Start with a goal and go from there because:
Without a goal, a plot becomes just a haphazard series of events with no meaning or purpose – one that will leave the reader wondering, ‘What was the point of that story’ “- Glen C. Strathy.
Telling Instead of Showing
The art of writing lies in a writer’s ability to show their readers the world and people they’ve created. Anyone could tell you the cat walked down the street, but it takes a writer to put you in the cat’s skin, or walking alongside of it, experiencing the heat of the pavement or the stickiness of the summer air. Similarly, telling distances the reader from the story, whereas showing draws them in close – you want to achieve the latter.
Many new writers mistakenly resort to large chunks of explanation, often because it’s easier than trying to express the story in a way that the reader can experience it, not just read it. Writing fiction is more than putting words on a page, it’s about creating a world. If you remember this while you’re writing your story will be considerably stronger and your readers are more likely to engage with your work.
Often during the process of writing, authors develop ‘pet phrases’ or ‘pet sayings’ – these are little terms/quirks they associate with certain settings or characters that they tend to repeat throughout the manuscript. This unnecessary repetition can be found within sentences, paragraphs, pages, chapters and the overall book. Chances are, the author won’t realise they’ve done it which is why editing is so important. Although repetition can be used to place emphasis, authors need to be careful they don’t overdo it.
Writing your first book is a lengthy process that shouldn’t be rushed. The points listed above are just a handful of common mistakes new writers make while working through their first book. If you take your time, plan your writing carefully, and go back over your work you can avoid making unnecessary mistakes.
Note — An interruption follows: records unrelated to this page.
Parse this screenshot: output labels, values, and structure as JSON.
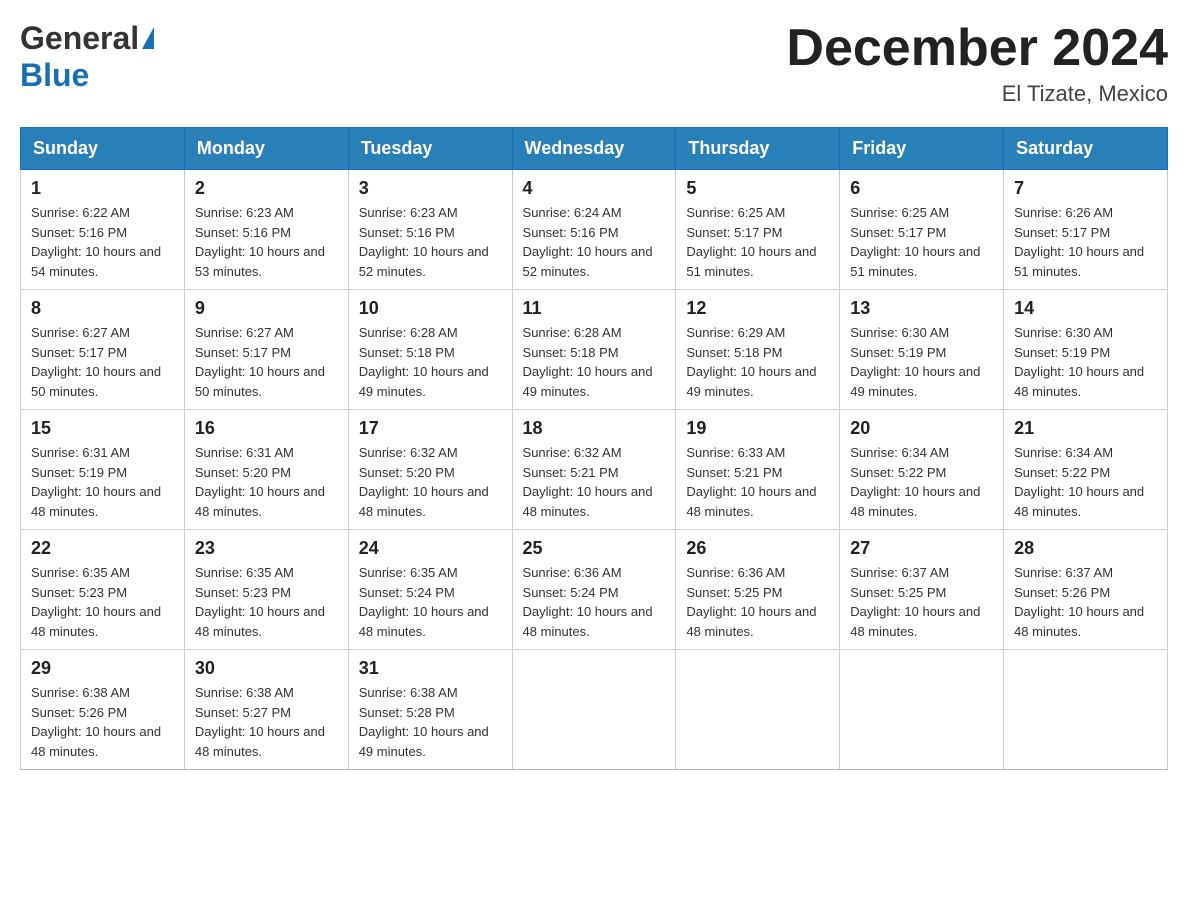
{
  "header": {
    "logo_general": "General",
    "logo_blue": "Blue",
    "month_title": "December 2024",
    "location": "El Tizate, Mexico"
  },
  "days_of_week": [
    "Sunday",
    "Monday",
    "Tuesday",
    "Wednesday",
    "Thursday",
    "Friday",
    "Saturday"
  ],
  "weeks": [
    [
      {
        "day": "1",
        "sunrise": "6:22 AM",
        "sunset": "5:16 PM",
        "daylight": "10 hours and 54 minutes."
      },
      {
        "day": "2",
        "sunrise": "6:23 AM",
        "sunset": "5:16 PM",
        "daylight": "10 hours and 53 minutes."
      },
      {
        "day": "3",
        "sunrise": "6:23 AM",
        "sunset": "5:16 PM",
        "daylight": "10 hours and 52 minutes."
      },
      {
        "day": "4",
        "sunrise": "6:24 AM",
        "sunset": "5:16 PM",
        "daylight": "10 hours and 52 minutes."
      },
      {
        "day": "5",
        "sunrise": "6:25 AM",
        "sunset": "5:17 PM",
        "daylight": "10 hours and 51 minutes."
      },
      {
        "day": "6",
        "sunrise": "6:25 AM",
        "sunset": "5:17 PM",
        "daylight": "10 hours and 51 minutes."
      },
      {
        "day": "7",
        "sunrise": "6:26 AM",
        "sunset": "5:17 PM",
        "daylight": "10 hours and 51 minutes."
      }
    ],
    [
      {
        "day": "8",
        "sunrise": "6:27 AM",
        "sunset": "5:17 PM",
        "daylight": "10 hours and 50 minutes."
      },
      {
        "day": "9",
        "sunrise": "6:27 AM",
        "sunset": "5:17 PM",
        "daylight": "10 hours and 50 minutes."
      },
      {
        "day": "10",
        "sunrise": "6:28 AM",
        "sunset": "5:18 PM",
        "daylight": "10 hours and 49 minutes."
      },
      {
        "day": "11",
        "sunrise": "6:28 AM",
        "sunset": "5:18 PM",
        "daylight": "10 hours and 49 minutes."
      },
      {
        "day": "12",
        "sunrise": "6:29 AM",
        "sunset": "5:18 PM",
        "daylight": "10 hours and 49 minutes."
      },
      {
        "day": "13",
        "sunrise": "6:30 AM",
        "sunset": "5:19 PM",
        "daylight": "10 hours and 49 minutes."
      },
      {
        "day": "14",
        "sunrise": "6:30 AM",
        "sunset": "5:19 PM",
        "daylight": "10 hours and 48 minutes."
      }
    ],
    [
      {
        "day": "15",
        "sunrise": "6:31 AM",
        "sunset": "5:19 PM",
        "daylight": "10 hours and 48 minutes."
      },
      {
        "day": "16",
        "sunrise": "6:31 AM",
        "sunset": "5:20 PM",
        "daylight": "10 hours and 48 minutes."
      },
      {
        "day": "17",
        "sunrise": "6:32 AM",
        "sunset": "5:20 PM",
        "daylight": "10 hours and 48 minutes."
      },
      {
        "day": "18",
        "sunrise": "6:32 AM",
        "sunset": "5:21 PM",
        "daylight": "10 hours and 48 minutes."
      },
      {
        "day": "19",
        "sunrise": "6:33 AM",
        "sunset": "5:21 PM",
        "daylight": "10 hours and 48 minutes."
      },
      {
        "day": "20",
        "sunrise": "6:34 AM",
        "sunset": "5:22 PM",
        "daylight": "10 hours and 48 minutes."
      },
      {
        "day": "21",
        "sunrise": "6:34 AM",
        "sunset": "5:22 PM",
        "daylight": "10 hours and 48 minutes."
      }
    ],
    [
      {
        "day": "22",
        "sunrise": "6:35 AM",
        "sunset": "5:23 PM",
        "daylight": "10 hours and 48 minutes."
      },
      {
        "day": "23",
        "sunrise": "6:35 AM",
        "sunset": "5:23 PM",
        "daylight": "10 hours and 48 minutes."
      },
      {
        "day": "24",
        "sunrise": "6:35 AM",
        "sunset": "5:24 PM",
        "daylight": "10 hours and 48 minutes."
      },
      {
        "day": "25",
        "sunrise": "6:36 AM",
        "sunset": "5:24 PM",
        "daylight": "10 hours and 48 minutes."
      },
      {
        "day": "26",
        "sunrise": "6:36 AM",
        "sunset": "5:25 PM",
        "daylight": "10 hours and 48 minutes."
      },
      {
        "day": "27",
        "sunrise": "6:37 AM",
        "sunset": "5:25 PM",
        "daylight": "10 hours and 48 minutes."
      },
      {
        "day": "28",
        "sunrise": "6:37 AM",
        "sunset": "5:26 PM",
        "daylight": "10 hours and 48 minutes."
      }
    ],
    [
      {
        "day": "29",
        "sunrise": "6:38 AM",
        "sunset": "5:26 PM",
        "daylight": "10 hours and 48 minutes."
      },
      {
        "day": "30",
        "sunrise": "6:38 AM",
        "sunset": "5:27 PM",
        "daylight": "10 hours and 48 minutes."
      },
      {
        "day": "31",
        "sunrise": "6:38 AM",
        "sunset": "5:28 PM",
        "daylight": "10 hours and 49 minutes."
      },
      null,
      null,
      null,
      null
    ]
  ]
}
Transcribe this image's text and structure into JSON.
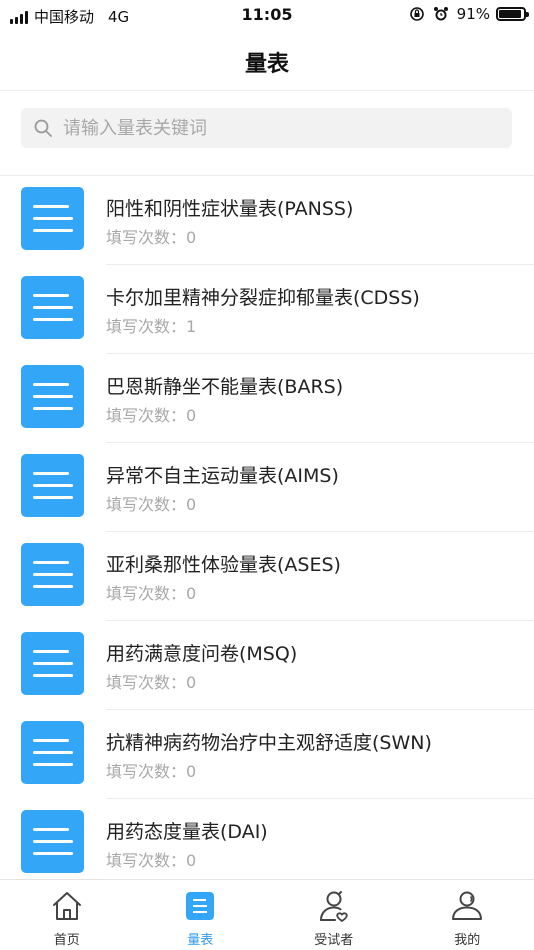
{
  "status_bar": {
    "carrier": "中国移动",
    "network": "4G",
    "time": "11:05",
    "battery_text": "91%",
    "battery_level": 0.91
  },
  "header": {
    "title": "量表"
  },
  "search": {
    "placeholder": "请输入量表关键词",
    "value": ""
  },
  "scales": [
    {
      "title": "阳性和阴性症状量表(PANSS)",
      "count_text": "填写次数：0"
    },
    {
      "title": "卡尔加里精神分裂症抑郁量表(CDSS)",
      "count_text": "填写次数：1"
    },
    {
      "title": "巴恩斯静坐不能量表(BARS)",
      "count_text": "填写次数：0"
    },
    {
      "title": "异常不自主运动量表(AIMS)",
      "count_text": "填写次数：0"
    },
    {
      "title": "亚利桑那性体验量表(ASES)",
      "count_text": "填写次数：0"
    },
    {
      "title": "用药满意度问卷(MSQ)",
      "count_text": "填写次数：0"
    },
    {
      "title": "抗精神病药物治疗中主观舒适度(SWN)",
      "count_text": "填写次数：0"
    },
    {
      "title": "用药态度量表(DAI)",
      "count_text": "填写次数：0"
    }
  ],
  "tabbar": {
    "items": [
      {
        "label": "首页",
        "icon": "home-icon",
        "active": false
      },
      {
        "label": "量表",
        "icon": "list-icon",
        "active": true
      },
      {
        "label": "受试者",
        "icon": "subject-icon",
        "active": false
      },
      {
        "label": "我的",
        "icon": "profile-icon",
        "active": false
      }
    ]
  },
  "colors": {
    "accent": "#2f9af1",
    "list_icon_bg": "#33a6f7",
    "secondary_text": "#a8a8a8"
  }
}
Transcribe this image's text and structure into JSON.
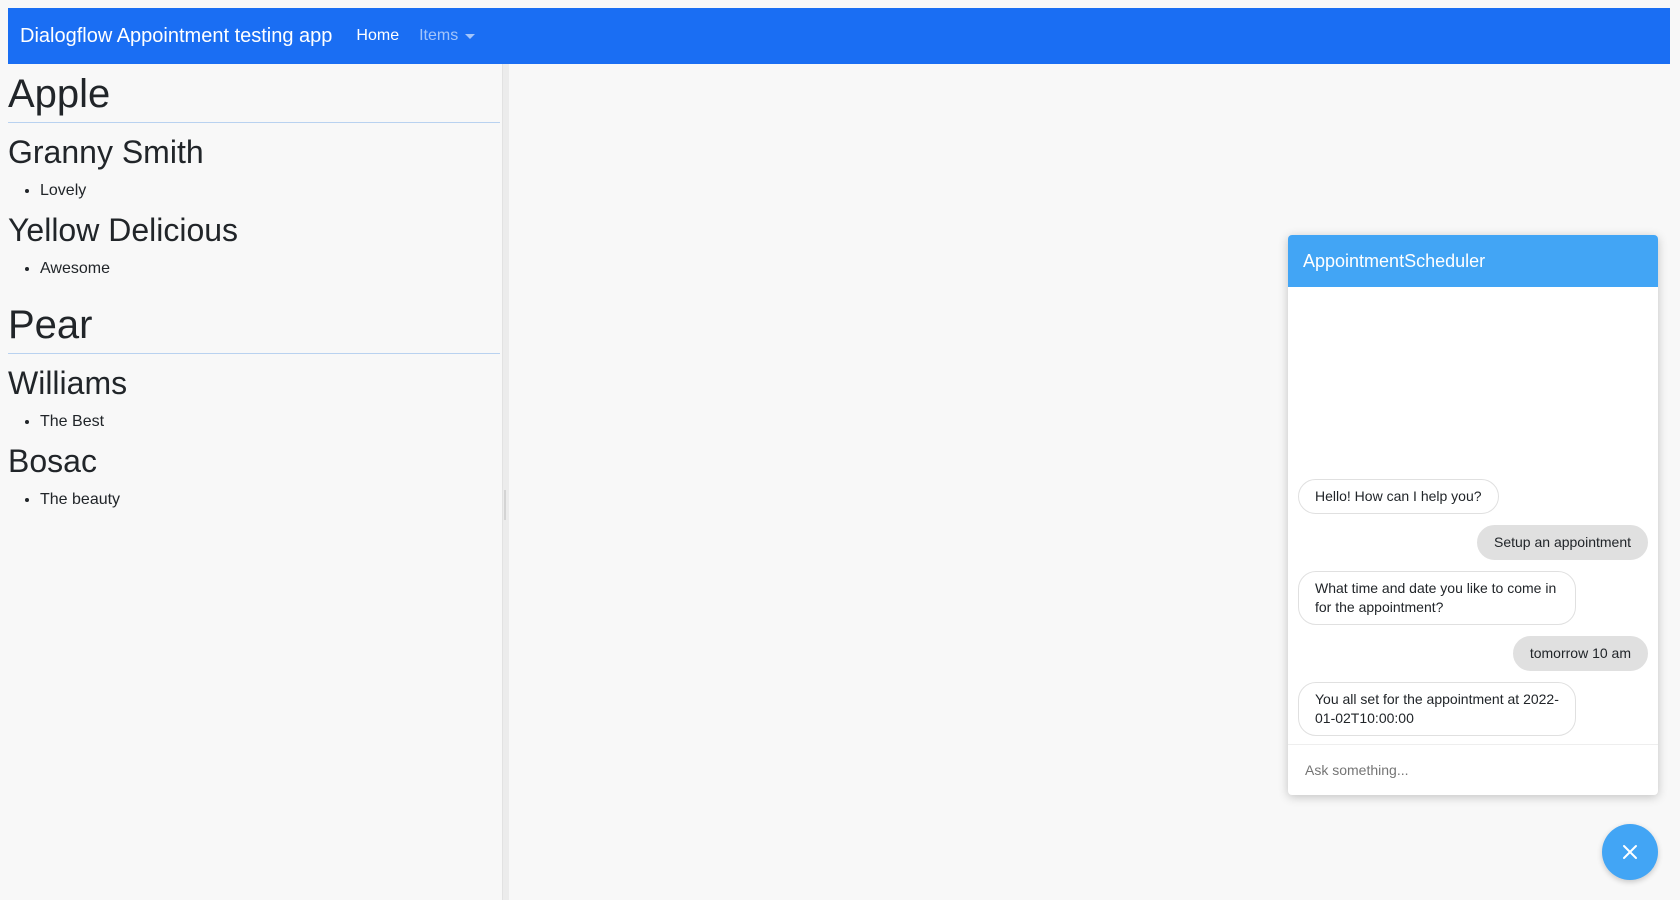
{
  "navbar": {
    "brand": "Dialogflow Appointment testing app",
    "links": [
      {
        "label": "Home"
      },
      {
        "label": "Items"
      }
    ]
  },
  "groups": [
    {
      "title": "Apple",
      "varieties": [
        {
          "name": "Granny Smith",
          "items": [
            "Lovely"
          ]
        },
        {
          "name": "Yellow Delicious",
          "items": [
            "Awesome"
          ]
        }
      ]
    },
    {
      "title": "Pear",
      "varieties": [
        {
          "name": "Williams",
          "items": [
            "The Best"
          ]
        },
        {
          "name": "Bosac",
          "items": [
            "The beauty"
          ]
        }
      ]
    }
  ],
  "chat": {
    "title": "AppointmentScheduler",
    "messages": [
      {
        "from": "bot",
        "text": "Hello! How can I help you?"
      },
      {
        "from": "user",
        "text": "Setup an appointment"
      },
      {
        "from": "bot",
        "text": "What time and date you like to come in for the appointment?"
      },
      {
        "from": "user",
        "text": "tomorrow 10 am"
      },
      {
        "from": "bot",
        "text": "You all set for the appointment at 2022-01-02T10:00:00"
      }
    ],
    "input": {
      "placeholder": "Ask something...",
      "value": ""
    },
    "fab_icon": "close-icon"
  },
  "colors": {
    "navbar": "#1a6ef3",
    "chat_accent": "#42a5f5",
    "user_bubble": "#e0e0e0"
  }
}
However, making these mistakes isn’t anything to be ashamed of, it’s all part of the learning process and in the long run making the mistakes and fixing them will strengthen your writing.